Rabbit meat is well known for its high protein content. A 3-oz. serving of rabbit meat contains 28 g of protein, more than beef or chicken. Rabbit is also a concentrated source of iron. A serving contains more than 4 mg. Additionally, the meat provides a wide range of minerals. The highest levels include 204 mg of phosphorous and 292 mg of potassium. The calories in rabbit meat are low. A serving contains only 147 calories.
Today the awareness that environmental resources are valuable is spreading. The process for raising beef places a burden on grain and water supplies. An environmentally friendly solution to losing resources to larger animal production is producing rabbit meat. The environmental impact from raising rabbits is low. The period from conception to harvesting maturity is only three months, and the amount of food they eat is minimal when compared to other animals. The USDA regulates the meat. Some antibiotics are used, but the animals are tested for residues. No hormones are administered.
Versatile Culinary Ingredient

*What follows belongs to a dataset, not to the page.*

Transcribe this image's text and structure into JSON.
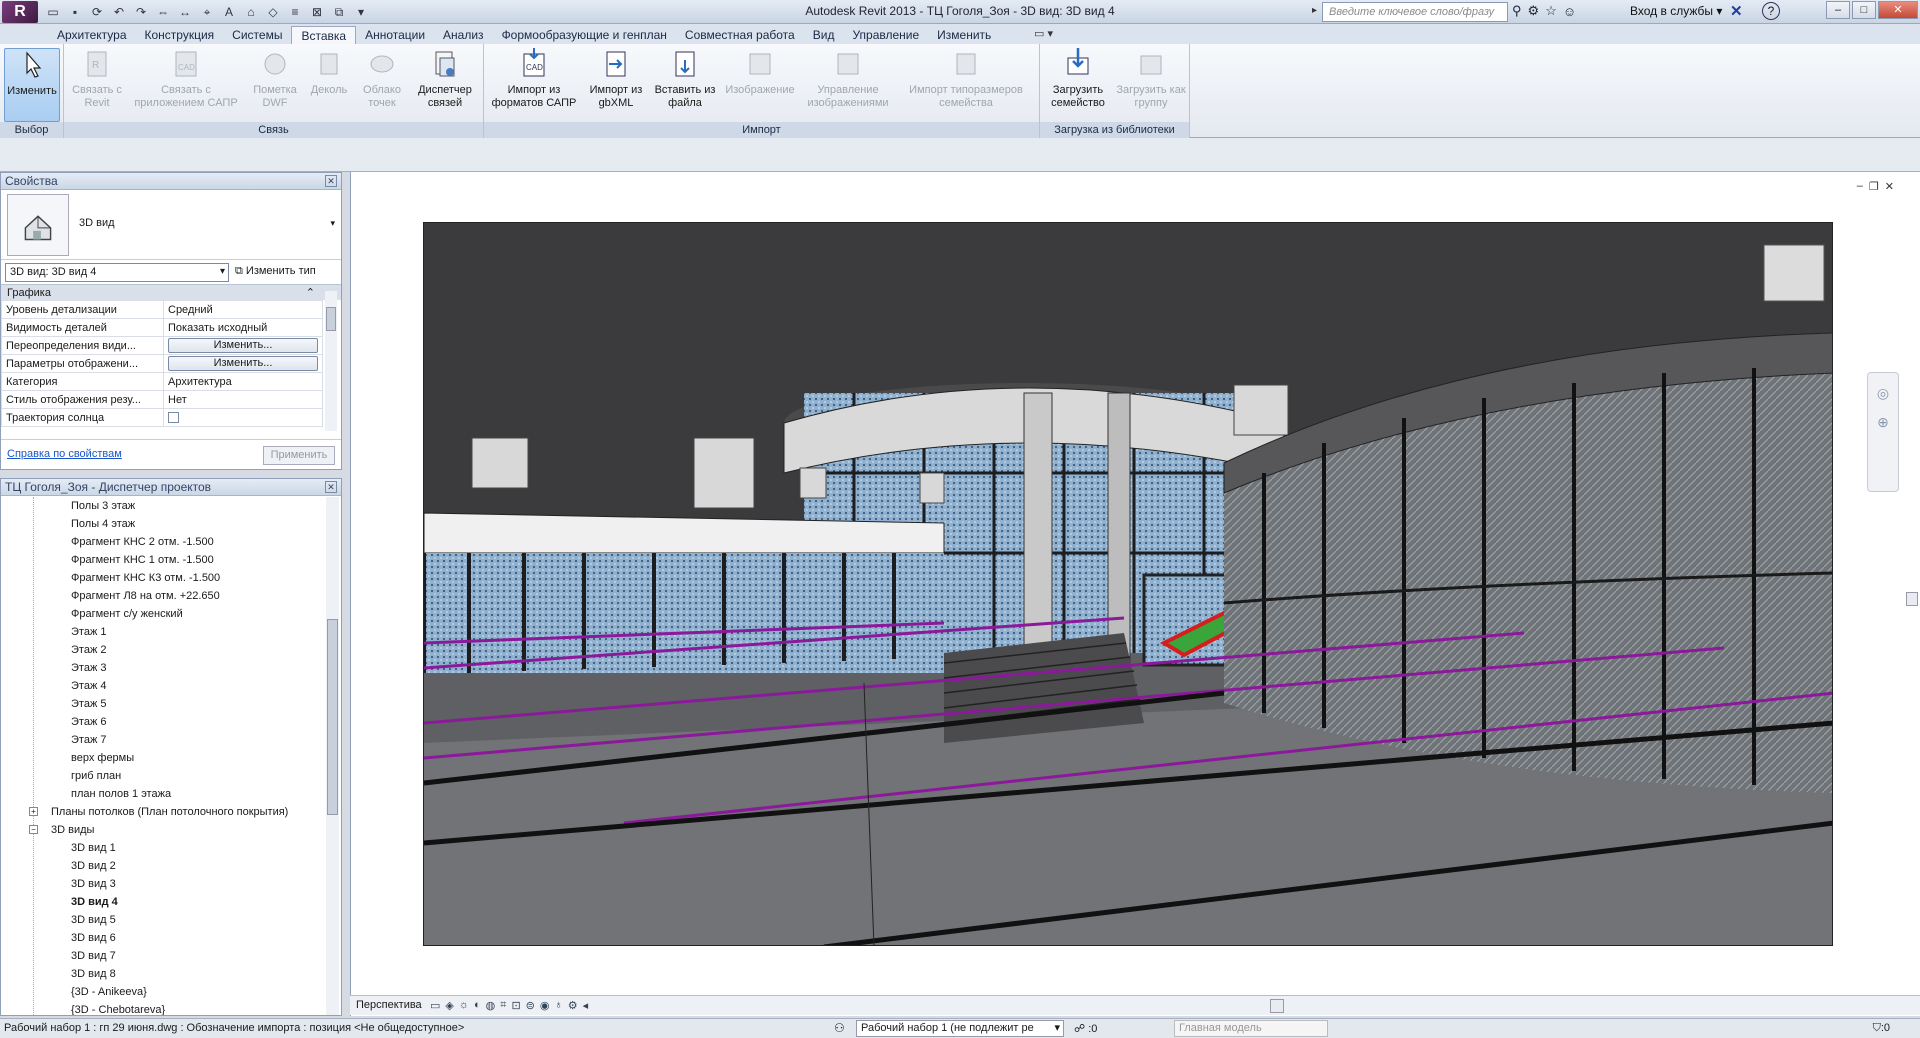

The meat from a young rabbit is white and tender, with a mild flavor. A young rabbit, or a fryer, weighs between 1.5 and 3.5 lbs. and is about 3 months old. Chefs use the meat similarly to the meat of young chickens. Rabbit steaks and chops are served with pasta, rice and sauces. The meat from a mature rabbit is darker and firm, with a stronger flavor. A mature rabbit typically weighs more than 4 lbs. and is about 8 months old. The meat from older rabbits requires a longer cooking time and is generally used in ways similar to tougher cuts of beef. The meat adds protein to casseroles, meat pies and stir-fry dishes.
Safe to Eat
The USDA regulates rabbit meat with a grading system similar to that applied to poultry processing. The Food Safety and Inspection Service inspects and approves the rabbit meat. After the meat is approved, a grade is applied to it based on its texture and quality. The grades for rabbit meat, in descending order of quality, are grade A, grade B and grade C.